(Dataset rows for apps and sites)
● ● ● ● ● ● ●
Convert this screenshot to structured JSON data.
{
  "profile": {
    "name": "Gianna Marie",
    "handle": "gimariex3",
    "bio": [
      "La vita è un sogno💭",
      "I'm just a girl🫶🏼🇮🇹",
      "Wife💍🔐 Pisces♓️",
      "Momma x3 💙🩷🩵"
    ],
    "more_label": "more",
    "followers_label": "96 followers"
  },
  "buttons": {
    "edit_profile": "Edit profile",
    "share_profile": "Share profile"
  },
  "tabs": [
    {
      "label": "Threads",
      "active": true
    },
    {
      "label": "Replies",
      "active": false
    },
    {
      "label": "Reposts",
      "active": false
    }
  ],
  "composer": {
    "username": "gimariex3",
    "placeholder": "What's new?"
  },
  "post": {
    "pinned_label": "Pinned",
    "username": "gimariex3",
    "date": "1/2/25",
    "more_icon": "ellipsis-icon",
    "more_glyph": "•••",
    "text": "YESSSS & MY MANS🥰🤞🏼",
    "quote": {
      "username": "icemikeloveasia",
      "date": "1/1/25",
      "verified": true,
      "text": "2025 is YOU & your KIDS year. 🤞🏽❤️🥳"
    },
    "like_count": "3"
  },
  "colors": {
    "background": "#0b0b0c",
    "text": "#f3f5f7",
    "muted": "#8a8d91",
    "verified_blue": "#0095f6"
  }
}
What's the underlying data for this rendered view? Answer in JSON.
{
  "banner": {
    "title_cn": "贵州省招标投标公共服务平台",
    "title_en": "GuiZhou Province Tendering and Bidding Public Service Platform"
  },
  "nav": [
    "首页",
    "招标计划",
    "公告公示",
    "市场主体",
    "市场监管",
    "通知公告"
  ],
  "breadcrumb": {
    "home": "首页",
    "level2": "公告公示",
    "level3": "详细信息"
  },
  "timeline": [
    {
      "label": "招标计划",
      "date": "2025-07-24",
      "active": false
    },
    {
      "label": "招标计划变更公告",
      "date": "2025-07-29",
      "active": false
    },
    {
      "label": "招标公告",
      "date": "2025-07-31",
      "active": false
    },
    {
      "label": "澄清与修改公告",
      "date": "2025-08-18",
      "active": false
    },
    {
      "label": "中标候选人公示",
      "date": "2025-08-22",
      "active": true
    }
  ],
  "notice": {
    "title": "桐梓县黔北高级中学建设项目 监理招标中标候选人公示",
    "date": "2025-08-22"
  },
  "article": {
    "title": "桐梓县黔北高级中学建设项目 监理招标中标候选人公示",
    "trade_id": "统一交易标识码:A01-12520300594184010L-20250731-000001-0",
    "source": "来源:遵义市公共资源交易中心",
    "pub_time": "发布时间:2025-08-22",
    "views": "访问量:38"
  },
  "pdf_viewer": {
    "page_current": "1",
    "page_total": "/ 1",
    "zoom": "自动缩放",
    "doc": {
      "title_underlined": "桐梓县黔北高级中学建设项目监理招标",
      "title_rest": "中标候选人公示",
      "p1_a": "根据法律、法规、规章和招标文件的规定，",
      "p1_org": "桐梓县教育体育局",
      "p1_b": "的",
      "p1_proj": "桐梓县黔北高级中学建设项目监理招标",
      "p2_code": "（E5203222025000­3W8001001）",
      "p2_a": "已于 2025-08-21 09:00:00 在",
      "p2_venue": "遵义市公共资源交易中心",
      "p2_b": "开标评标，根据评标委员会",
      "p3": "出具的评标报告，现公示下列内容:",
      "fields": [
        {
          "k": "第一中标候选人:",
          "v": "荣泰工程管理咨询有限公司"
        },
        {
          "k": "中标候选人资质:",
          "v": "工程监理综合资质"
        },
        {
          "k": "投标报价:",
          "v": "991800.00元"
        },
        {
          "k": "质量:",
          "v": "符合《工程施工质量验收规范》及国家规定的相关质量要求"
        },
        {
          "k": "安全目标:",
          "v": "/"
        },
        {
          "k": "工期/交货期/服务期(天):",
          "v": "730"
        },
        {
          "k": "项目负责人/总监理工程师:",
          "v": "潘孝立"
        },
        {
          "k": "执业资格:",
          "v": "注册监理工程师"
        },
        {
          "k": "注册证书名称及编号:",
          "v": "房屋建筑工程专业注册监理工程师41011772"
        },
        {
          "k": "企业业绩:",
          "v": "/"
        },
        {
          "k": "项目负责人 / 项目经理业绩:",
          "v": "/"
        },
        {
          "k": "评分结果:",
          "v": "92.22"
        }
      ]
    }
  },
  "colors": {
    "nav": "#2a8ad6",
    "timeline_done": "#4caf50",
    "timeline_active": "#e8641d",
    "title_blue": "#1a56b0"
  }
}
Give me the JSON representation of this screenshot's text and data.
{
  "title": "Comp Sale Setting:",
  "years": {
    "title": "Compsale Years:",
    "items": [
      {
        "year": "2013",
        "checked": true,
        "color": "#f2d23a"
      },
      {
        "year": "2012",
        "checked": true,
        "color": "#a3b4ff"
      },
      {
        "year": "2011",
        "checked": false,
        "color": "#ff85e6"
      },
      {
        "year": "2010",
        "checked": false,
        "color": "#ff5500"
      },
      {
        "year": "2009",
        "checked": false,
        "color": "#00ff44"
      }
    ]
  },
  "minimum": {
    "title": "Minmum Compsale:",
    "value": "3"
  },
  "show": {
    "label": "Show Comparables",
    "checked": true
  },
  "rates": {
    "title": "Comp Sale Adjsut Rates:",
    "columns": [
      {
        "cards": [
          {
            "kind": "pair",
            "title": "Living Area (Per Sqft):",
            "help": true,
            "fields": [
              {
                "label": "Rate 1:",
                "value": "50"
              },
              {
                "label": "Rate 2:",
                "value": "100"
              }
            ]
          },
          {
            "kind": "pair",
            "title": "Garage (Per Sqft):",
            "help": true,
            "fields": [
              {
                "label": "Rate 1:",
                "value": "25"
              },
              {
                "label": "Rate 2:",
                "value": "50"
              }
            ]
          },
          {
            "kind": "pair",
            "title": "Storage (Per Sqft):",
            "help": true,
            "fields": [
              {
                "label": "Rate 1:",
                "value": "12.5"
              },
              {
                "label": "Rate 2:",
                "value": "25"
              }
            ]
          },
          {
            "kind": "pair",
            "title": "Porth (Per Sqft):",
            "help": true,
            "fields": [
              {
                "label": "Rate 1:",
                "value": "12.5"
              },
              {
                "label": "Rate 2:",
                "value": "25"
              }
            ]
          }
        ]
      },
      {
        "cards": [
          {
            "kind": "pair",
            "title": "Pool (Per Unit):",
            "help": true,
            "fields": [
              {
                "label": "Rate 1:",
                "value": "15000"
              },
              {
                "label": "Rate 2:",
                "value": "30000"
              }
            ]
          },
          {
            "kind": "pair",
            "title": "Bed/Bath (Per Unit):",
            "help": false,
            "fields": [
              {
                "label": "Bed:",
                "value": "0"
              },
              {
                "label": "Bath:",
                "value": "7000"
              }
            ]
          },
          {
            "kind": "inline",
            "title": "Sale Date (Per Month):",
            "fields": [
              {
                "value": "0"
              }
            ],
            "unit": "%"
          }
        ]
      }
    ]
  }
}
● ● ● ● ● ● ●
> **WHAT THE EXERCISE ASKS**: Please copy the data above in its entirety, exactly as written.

> **EXERCISE OUTPUT**:
Convert this screenshot to structured JSON data.
{
  "profile": {
    "name": "Gianna Marie",
    "handle": "gimariex3",
    "bio": [
      "La vita è un sogno💭",
      "I'm just a girl🫶🏼🇮🇹",
      "Wife💍🔐 Pisces♓️",
      "Momma x3 💙🩷🩵"
    ],
    "more_label": "more",
    "followers_label": "96 followers"
  },
  "buttons": {
    "edit_profile": "Edit profile",
    "share_profile": "Share profile"
  },
  "tabs": [
    {
      "label": "Threads",
      "active": true
    },
    {
      "label": "Replies",
      "active": false
    },
    {
      "label": "Reposts",
      "active": false
    }
  ],
  "composer": {
    "username": "gimariex3",
    "placeholder": "What's new?"
  },
  "post": {
    "pinned_label": "Pinned",
    "username": "gimariex3",
    "date": "1/2/25",
    "more_icon": "ellipsis-icon",
    "more_glyph": "•••",
    "text": "YESSSS & MY MANS🥰🤞🏼",
    "quote": {
      "username": "icemikeloveasia",
      "date": "1/1/25",
      "verified": true,
      "text": "2025 is YOU & your KIDS year. 🤞🏽❤️🥳"
    },
    "like_count": "3"
  },
  "colors": {
    "background": "#0b0b0c",
    "text": "#f3f5f7",
    "muted": "#8a8d91",
    "verified_blue": "#0095f6"
  }
}
What's the underlying data for this rendered view? Answer in JSON.
{
  "banner": {
    "title_cn": "贵州省招标投标公共服务平台",
    "title_en": "GuiZhou Province Tendering and Bidding Public Service Platform"
  },
  "nav": [
    "首页",
    "招标计划",
    "公告公示",
    "市场主体",
    "市场监管",
    "通知公告"
  ],
  "breadcrumb": {
    "home": "首页",
    "level2": "公告公示",
    "level3": "详细信息"
  },
  "timeline": [
    {
      "label": "招标计划",
      "date": "2025-07-24",
      "active": false
    },
    {
      "label": "招标计划变更公告",
      "date": "2025-07-29",
      "active": false
    },
    {
      "label": "招标公告",
      "date": "2025-07-31",
      "active": false
    },
    {
      "label": "澄清与修改公告",
      "date": "2025-08-18",
      "active": false
    },
    {
      "label": "中标候选人公示",
      "date": "2025-08-22",
      "active": true
    }
  ],
  "notice": {
    "title": "桐梓县黔北高级中学建设项目 监理招标中标候选人公示",
    "date": "2025-08-22"
  },
  "article": {
    "title": "桐梓县黔北高级中学建设项目 监理招标中标候选人公示",
    "trade_id": "统一交易标识码:A01-12520300594184010L-20250731-000001-0",
    "source": "来源:遵义市公共资源交易中心",
    "pub_time": "发布时间:2025-08-22",
    "views": "访问量:38"
  },
  "pdf_viewer": {
    "page_current": "1",
    "page_total": "/ 1",
    "zoom": "自动缩放",
    "doc": {
      "title_underlined": "桐梓县黔北高级中学建设项目监理招标",
      "title_rest": "中标候选人公示",
      "p1_a": "根据法律、法规、规章和招标文件的规定，",
      "p1_org": "桐梓县教育体育局",
      "p1_b": "的",
      "p1_proj": "桐梓县黔北高级中学建设项目监理招标",
      "p2_code": "（E5203222025000­3W8001001）",
      "p2_a": "已于 2025-08-21 09:00:00 在",
      "p2_venue": "遵义市公共资源交易中心",
      "p2_b": "开标评标，根据评标委员会",
      "p3": "出具的评标报告，现公示下列内容:",
      "fields": [
        {
          "k": "第一中标候选人:",
          "v": "荣泰工程管理咨询有限公司"
        },
        {
          "k": "中标候选人资质:",
          "v": "工程监理综合资质"
        },
        {
          "k": "投标报价:",
          "v": "991800.00元"
        },
        {
          "k": "质量:",
          "v": "符合《工程施工质量验收规范》及国家规定的相关质量要求"
        },
        {
          "k": "安全目标:",
          "v": "/"
        },
        {
          "k": "工期/交货期/服务期(天):",
          "v": "730"
        },
        {
          "k": "项目负责人/总监理工程师:",
          "v": "潘孝立"
        },
        {
          "k": "执业资格:",
          "v": "注册监理工程师"
        },
        {
          "k": "注册证书名称及编号:",
          "v": "房屋建筑工程专业注册监理工程师41011772"
        },
        {
          "k": "企业业绩:",
          "v": "/"
        },
        {
          "k": "项目负责人 / 项目经理业绩:",
          "v": "/"
        },
        {
          "k": "评分结果:",
          "v": "92.22"
        }
      ]
    }
  },
  "colors": {
    "nav": "#2a8ad6",
    "timeline_done": "#4caf50",
    "timeline_active": "#e8641d",
    "title_blue": "#1a56b0"
  }
}
Give me the JSON representation of this screenshot's text and data.
{
  "title": "Comp Sale Setting:",
  "years": {
    "title": "Compsale Years:",
    "items": [
      {
        "year": "2013",
        "checked": true,
        "color": "#f2d23a"
      },
      {
        "year": "2012",
        "checked": true,
        "color": "#a3b4ff"
      },
      {
        "year": "2011",
        "checked": false,
        "color": "#ff85e6"
      },
      {
        "year": "2010",
        "checked": false,
        "color": "#ff5500"
      },
      {
        "year": "2009",
        "checked": false,
        "color": "#00ff44"
      }
    ]
  },
  "minimum": {
    "title": "Minmum Compsale:",
    "value": "3"
  },
  "show": {
    "label": "Show Comparables",
    "checked": true
  },
  "rates": {
    "title": "Comp Sale Adjsut Rates:",
    "columns": [
      {
        "cards": [
          {
            "kind": "pair",
            "title": "Living Area (Per Sqft):",
            "help": true,
            "fields": [
              {
                "label": "Rate 1:",
                "value": "50"
              },
              {
                "label": "Rate 2:",
                "value": "100"
              }
            ]
          },
          {
            "kind": "pair",
            "title": "Garage (Per Sqft):",
            "help": true,
            "fields": [
              {
                "label": "Rate 1:",
                "value": "25"
              },
              {
                "label": "Rate 2:",
                "value": "50"
              }
            ]
          },
          {
            "kind": "pair",
            "title": "Storage (Per Sqft):",
            "help": true,
            "fields": [
              {
                "label": "Rate 1:",
                "value": "12.5"
              },
              {
                "label": "Rate 2:",
                "value": "25"
              }
            ]
          },
          {
            "kind": "pair",
            "title": "Porth (Per Sqft):",
            "help": true,
            "fields": [
              {
                "label": "Rate 1:",
                "value": "12.5"
              },
              {
                "label": "Rate 2:",
                "value": "25"
              }
            ]
          }
        ]
      },
      {
        "cards": [
          {
            "kind": "pair",
            "title": "Pool (Per Unit):",
            "help": true,
            "fields": [
              {
                "label": "Rate 1:",
                "value": "15000"
              },
              {
                "label": "Rate 2:",
                "value": "30000"
              }
            ]
          },
          {
            "kind": "pair",
            "title": "Bed/Bath (Per Unit):",
            "help": false,
            "fields": [
              {
                "label": "Bed:",
                "value": "0"
              },
              {
                "label": "Bath:",
                "value": "7000"
              }
            ]
          },
          {
            "kind": "inline",
            "title": "Sale Date (Per Month):",
            "fields": [
              {
                "value": "0"
              }
            ],
            "unit": "%"
          }
        ]
      }
    ]
  }
}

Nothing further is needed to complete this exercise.